When it comes to visual quality, White Fox is able to actually get some parts done right. They are able to take this show’s animation quality to a level of what it should be – graphic and straightforward. It remains brutally honest with what it tries to accomplish such as severed limps, beheading, and torture. In short, the show isn’t a fairy tale fantasy but rather make its point as a dark world of malevolence. Action is directed with strength in its movements while the world setting is credible with the backgrounds. Dangerous creatures known as the “Danger Beasts” are present throughout the show as well that are carefully crafted to show their animalistic brutality. On the other hand, character designs can be an oddball. Certain characters such as Akame wear outfits that doesn’t make them look like who they should be. Tatsumi’s design is also blend as the main protagonist while other characters are exaggerated by their manga counterparts such as Esdeath. And the show isn’t shy with fan service either so be prepared for some eye candy goggles.
While not a powerhouse, soundtrack does play an efficient role. In particular, action scenes are supplemented by the OST with the intense pacing of the fighting. Emotional scenarios also exist so expect some solemn tunes to play out its purpose. However, character voice mannerisms can be a bite to the heart.

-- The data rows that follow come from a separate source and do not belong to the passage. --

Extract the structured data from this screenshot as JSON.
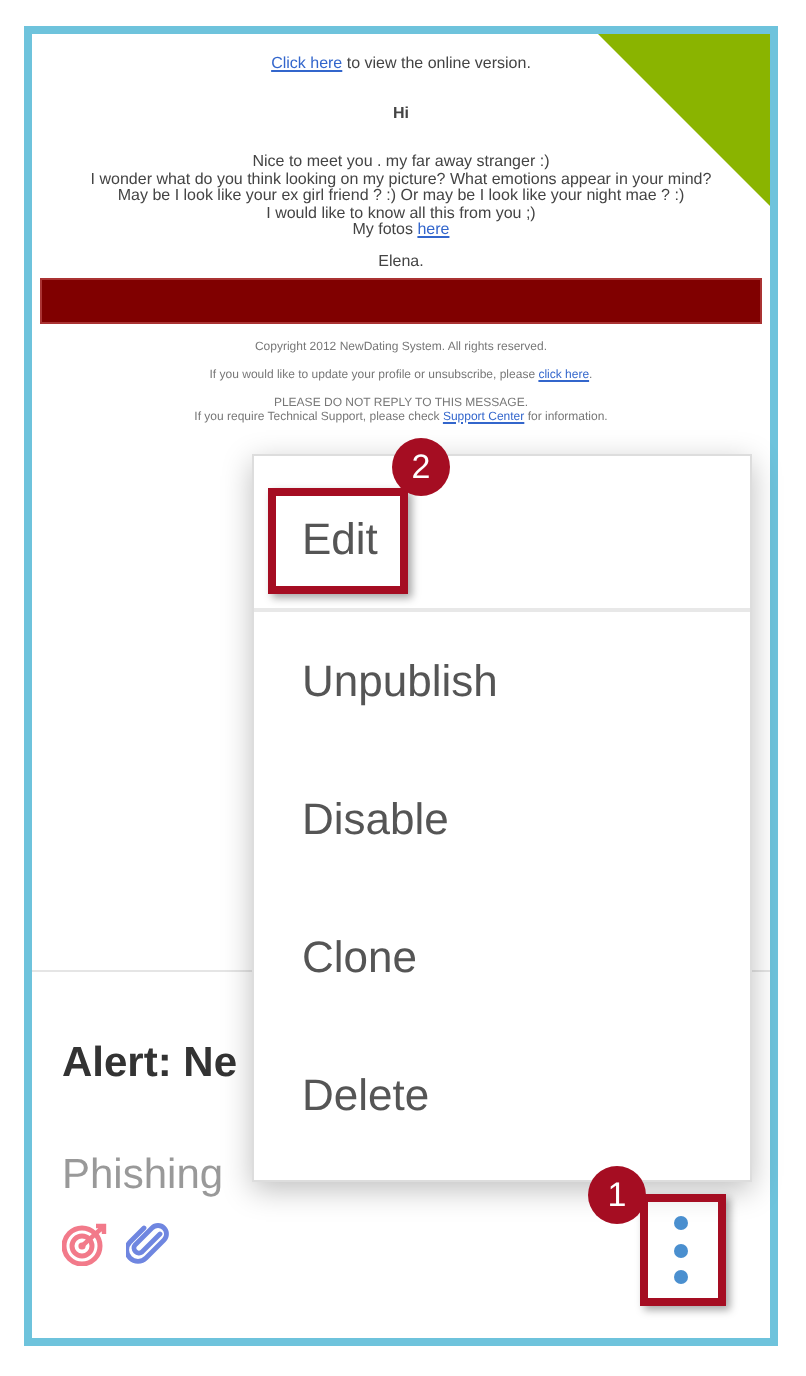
{
  "email_preview": {
    "online_line": {
      "link": "Click here",
      "after": " to view the online version."
    },
    "greeting": "Hi",
    "message_lines": [
      "Nice to meet you . my far away stranger :)",
      "I wonder what do you think looking on my picture? What emotions appear in your mind?",
      "May be I look like your ex girl friend ? :) Or may be I look like your night mae ? :)",
      "I would like to know all this from you ;)"
    ],
    "photos_line": {
      "before": "My fotos ",
      "link": "here"
    },
    "signature": "Elena.",
    "copyright": "Copyright 2012 NewDating System. All rights reserved.",
    "unsubscribe_line": {
      "before": "If you would like to update your profile or unsubscribe, please ",
      "link": "click here",
      "after": "."
    },
    "notice": "PLEASE DO NOT REPLY TO THIS MESSAGE.",
    "support_line": {
      "before": "If you require Technical Support, please check ",
      "link": "Support Center",
      "after": " for information."
    }
  },
  "card": {
    "title": "Alert: Ne",
    "category": "Phishing"
  },
  "menu": {
    "items": [
      {
        "label": "Edit",
        "highlighted": true
      },
      {
        "label": "Unpublish",
        "highlighted": false
      },
      {
        "label": "Disable",
        "highlighted": false
      },
      {
        "label": "Clone",
        "highlighted": false
      },
      {
        "label": "Delete",
        "highlighted": false
      }
    ]
  },
  "annotations": [
    {
      "label": "1"
    },
    {
      "label": "2"
    }
  ]
}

Again, I have to emphasize that Tatsumi is one of the most generic characters known to mankind. His voice shifts between mature and childish in what can seem like a split second time-frame. This inadequate balance is a pain to deal with as such with some with other characters albeit with less focus. In essence, the show has moderate voice mannerisms when it comes to its cast. However, I do give praise to the VA for Akame, Sora Amamiya. She is able to play roles as soft spoken characters such as Kaori (One Week Friends) and Elizabeth (Nanatsu no Taizai) but is also able to portray Akame in this series; a cold spoken assassin. Did I also mention that she sings the OP song for the first half? Speaking of which, the theme songs conveys this show accurately with contrasting moods between the opening and ending.
To cap this off, it’s easy to say that Akame ga Kill is a show that might not be suitable for everyone. I don’t say this on a graphic content perspective but rather with the whole premise and what it tries to do. In fact, the premise is solid and stays true to itself throughout the show. It’s just that the direction has some crude markings when it comes to timing and balance. The way it derails from the manga adaptation makes it look like a joke. Generic characters are also something to aware of especially in the case of our dull main protagonist Tatsumi. His relationship with other characters only shines when it revolves around the main story. On the other hand, mechanics and concepts of the show deserves praise. While nothing stands out as original, the show is clever with the world setting, themes, and artificial weapons/tools. The show also does justice with the buildup and cliffhangers it creates to anticipate what’s to happen next for the majority of the first half. However at the end of the day, this show is one of those sick series where it kills itself.